Research also shows that addiction treatment medicines can work along with behavioral therapy to ensure the best chance of success.

Treatment approaches will be tailored to each patient’s drug use patterns.

This means that if you have any co-occurring medical, mental, and social problems, this needs to be addressed in order to lead to continued recovery.

Is Addiction Preventable?

Drug use and addiction are preventable. There are many studies that have shown that prevention programs work at preventing teen drug and alcohol use.

These programs work to involve families, schools, communities, and the media.

These are found to be effective at preventing and reducing drug use that leads to addiction.

Despite this, there is no one size fits all approach. Personal events and cultural factors will always affect drug use trends.

The difference is, when young people view drug use as harmful, they often decrease their drug-taking.

Therefore, using education is key to having teens understand the key is educating regarding the possible risks of drug use.

Teachers, parents, and health care providers also have crucial roles in preventing drug use and addiction.

Resources for Substance Abuse and Mental Illness

If you suffer from both a substance use disorder as well as a mental illness, this is called a dual diagnosis.

Resources for substance abuse can also include help for mental illness.

It is essential that you obtain help for your mental health disorder as well as your mental illness in order to obtain full sobriety.

Resources for substance abuse and mental illness include:
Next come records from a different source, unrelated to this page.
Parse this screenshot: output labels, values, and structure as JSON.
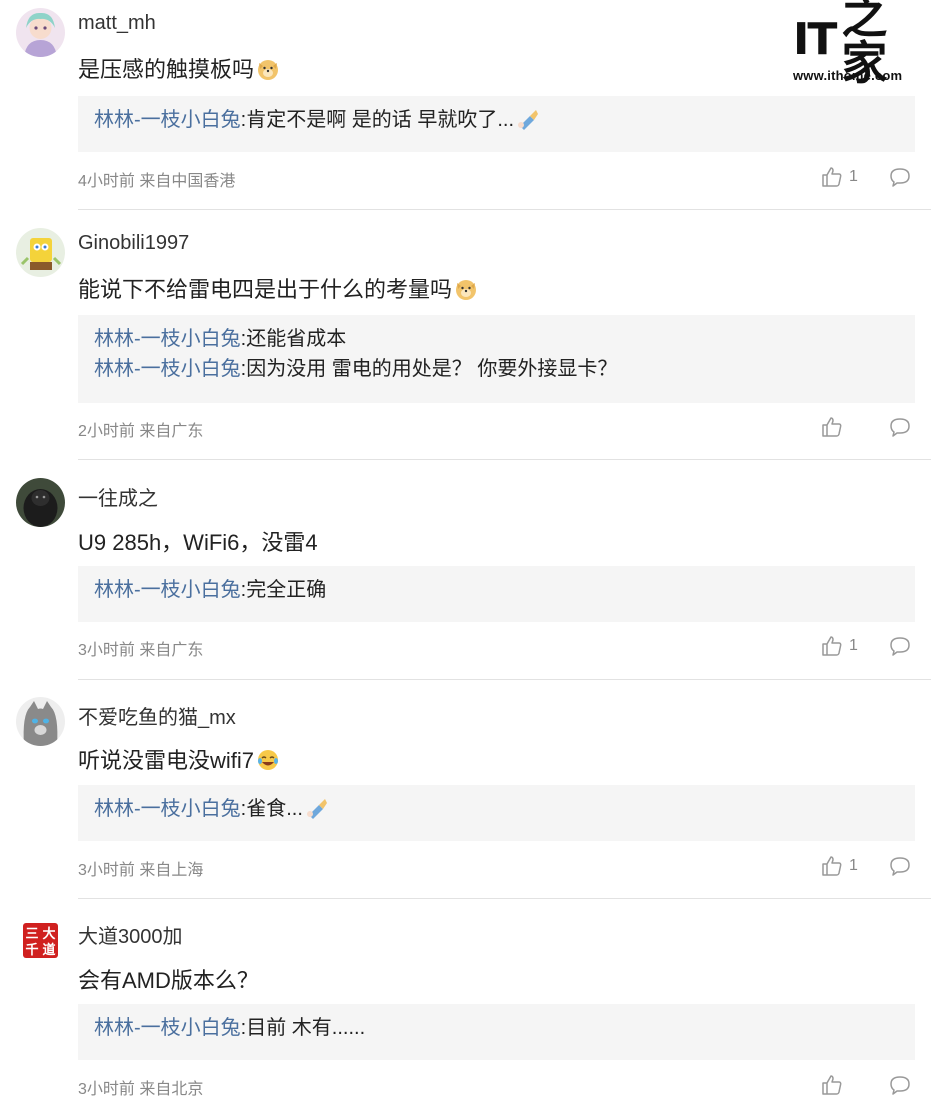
{
  "watermark": {
    "logo_text": "IT",
    "logo_hanzi": "之家",
    "url": "www.ithome.com"
  },
  "comments": [
    {
      "username": "matt_mh",
      "content": "是压感的触摸板吗",
      "content_emoji": "doge-emoji",
      "replies": [
        {
          "author": "林林-一枝小白兔",
          "text": ":肯定不是啊 是的话 早就吹了...",
          "emoji": "blow-horn-emoji"
        }
      ],
      "time": "4小时前 来自中国香港",
      "likes": "1"
    },
    {
      "username": "Ginobili1997",
      "content": "能说下不给雷电四是出于什么的考量吗",
      "content_emoji": "doge-emoji",
      "replies": [
        {
          "author": "林林-一枝小白兔",
          "text": ":还能省成本"
        },
        {
          "author": "林林-一枝小白兔",
          "text": ":因为没用 雷电的用处是？ 你要外接显卡？"
        }
      ],
      "time": "2小时前 来自广东",
      "likes": ""
    },
    {
      "username": "一往成之",
      "content": "U9 285h，WiFi6，没雷4",
      "content_emoji": "",
      "replies": [
        {
          "author": "林林-一枝小白兔",
          "text": ":完全正确"
        }
      ],
      "time": "3小时前 来自广东",
      "likes": "1"
    },
    {
      "username": "不爱吃鱼的猫_mx",
      "content": "听说没雷电没wifi7",
      "content_emoji": "laugh-cry-emoji",
      "replies": [
        {
          "author": "林林-一枝小白兔",
          "text": ":雀食...",
          "emoji": "blow-horn-emoji"
        }
      ],
      "time": "3小时前 来自上海",
      "likes": "1"
    },
    {
      "username": "大道3000加",
      "content": "会有AMD版本么？",
      "content_emoji": "",
      "replies": [
        {
          "author": "林林-一枝小白兔",
          "text": ":目前 木有......"
        }
      ],
      "time": "3小时前 来自北京",
      "likes": ""
    }
  ],
  "colors": {
    "reply_author": "#4a6f9e",
    "reply_bg": "#f5f5f5",
    "meta_text": "#888888",
    "divider": "#e2e2e2"
  },
  "avatar_seal_text": "三大千道"
}
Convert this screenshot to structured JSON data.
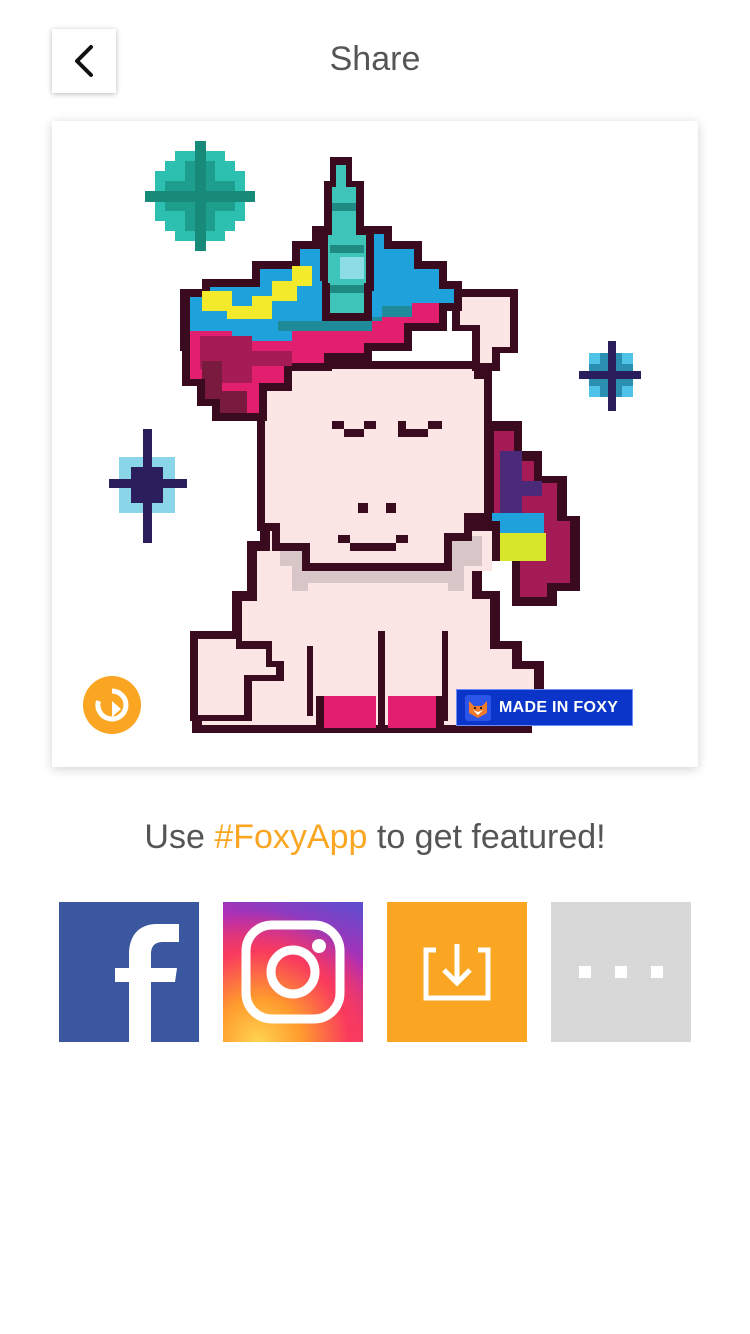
{
  "header": {
    "title": "Share",
    "back_icon": "chevron-left-icon"
  },
  "artwork": {
    "subject": "pixel-art unicorn",
    "replay_icon": "replay-icon",
    "watermark_text": "MADE IN FOXY"
  },
  "promo": {
    "prefix": "Use ",
    "hashtag": "#FoxyApp",
    "suffix": " to get featured!"
  },
  "share_buttons": [
    {
      "name": "facebook",
      "icon": "facebook-icon",
      "color": "#3B57A0"
    },
    {
      "name": "instagram",
      "icon": "instagram-icon",
      "color": "#E1306C"
    },
    {
      "name": "save",
      "icon": "download-icon",
      "color": "#FBA623"
    },
    {
      "name": "more",
      "icon": "more-icon",
      "color": "#D8D8D8"
    }
  ],
  "colors": {
    "accent": "#FBA623",
    "text": "#555555",
    "watermark_bg": "#0A35C8"
  }
}
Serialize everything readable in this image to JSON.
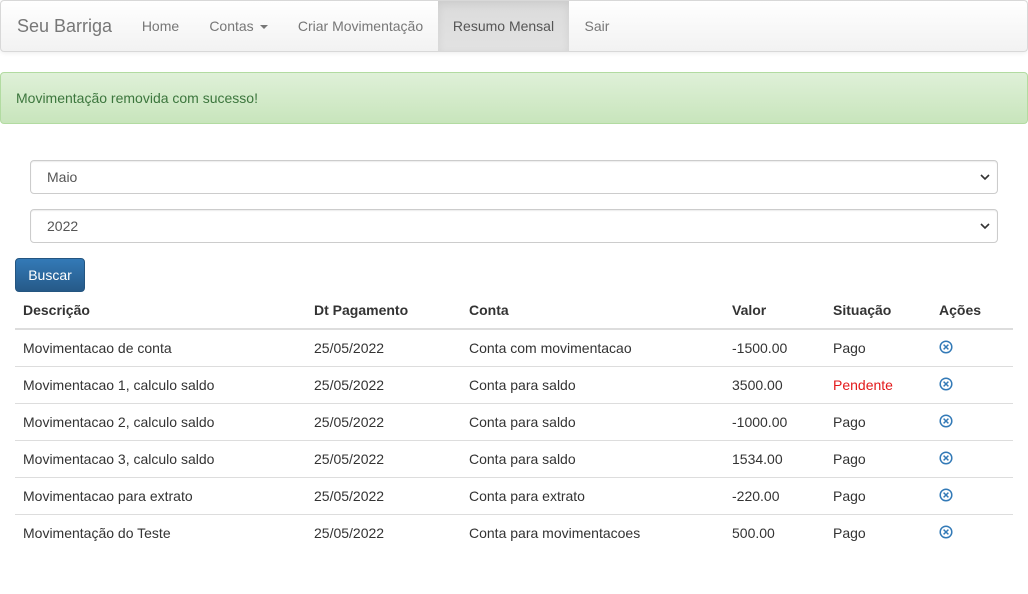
{
  "navbar": {
    "brand": "Seu Barriga",
    "items": [
      {
        "label": "Home"
      },
      {
        "label": "Contas"
      },
      {
        "label": "Criar Movimentação"
      },
      {
        "label": "Resumo Mensal"
      },
      {
        "label": "Sair"
      }
    ],
    "active": "Resumo Mensal"
  },
  "alert": {
    "message": "Movimentação removida com sucesso!"
  },
  "filters": {
    "month": "Maio",
    "year": "2022",
    "search_button": "Buscar"
  },
  "table": {
    "headers": [
      "Descrição",
      "Dt Pagamento",
      "Conta",
      "Valor",
      "Situação",
      "Ações"
    ],
    "rows": [
      {
        "descricao": "Movimentacao de conta",
        "data": "25/05/2022",
        "conta": "Conta com movimentacao",
        "valor": "-1500.00",
        "situacao": "Pago"
      },
      {
        "descricao": "Movimentacao 1, calculo saldo",
        "data": "25/05/2022",
        "conta": "Conta para saldo",
        "valor": "3500.00",
        "situacao": "Pendente"
      },
      {
        "descricao": "Movimentacao 2, calculo saldo",
        "data": "25/05/2022",
        "conta": "Conta para saldo",
        "valor": "-1000.00",
        "situacao": "Pago"
      },
      {
        "descricao": "Movimentacao 3, calculo saldo",
        "data": "25/05/2022",
        "conta": "Conta para saldo",
        "valor": "1534.00",
        "situacao": "Pago"
      },
      {
        "descricao": "Movimentacao para extrato",
        "data": "25/05/2022",
        "conta": "Conta para extrato",
        "valor": "-220.00",
        "situacao": "Pago"
      },
      {
        "descricao": "Movimentação do Teste",
        "data": "25/05/2022",
        "conta": "Conta para movimentacoes",
        "valor": "500.00",
        "situacao": "Pago"
      }
    ],
    "action_icon": "remove-circle-icon"
  },
  "colors": {
    "primary": "#337ab7",
    "pending": "#e3191b",
    "success_text": "#3c763d",
    "success_bg": "#dff0d8"
  }
}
  • Substance Abuse & Mental Health Services Administration.
  • MentalHealth.go: One-stop access to U.S. government mental health and mental health problems information.
  • The National Institute on Drug Abuse, National Institutes of Health. Their mission is to lead the nation in bringing the power of science to bear on drug abuse and addiction.

Important Notes from Resources for Substance Abuse

Drug addiction is a chronic disease.

There are many brain changes that occur over time with drug use, and these can challenge your self-control.

This can also mean that it may interfere with your ability to resist drugs.

Looking Into Resources for Substance Abuse?

If you are looking for resources for substance abuse, we can help.

At Resurgence Behavioral Health we offer free insurance verification for treatment, along with substance abuse support groups.

Contact us today to get started on your road to recovery.

Addiction Treatment that
Just Works

Individualized treatment programs delivered in a comfortable, relaxed setting promote healing in your recovery journey.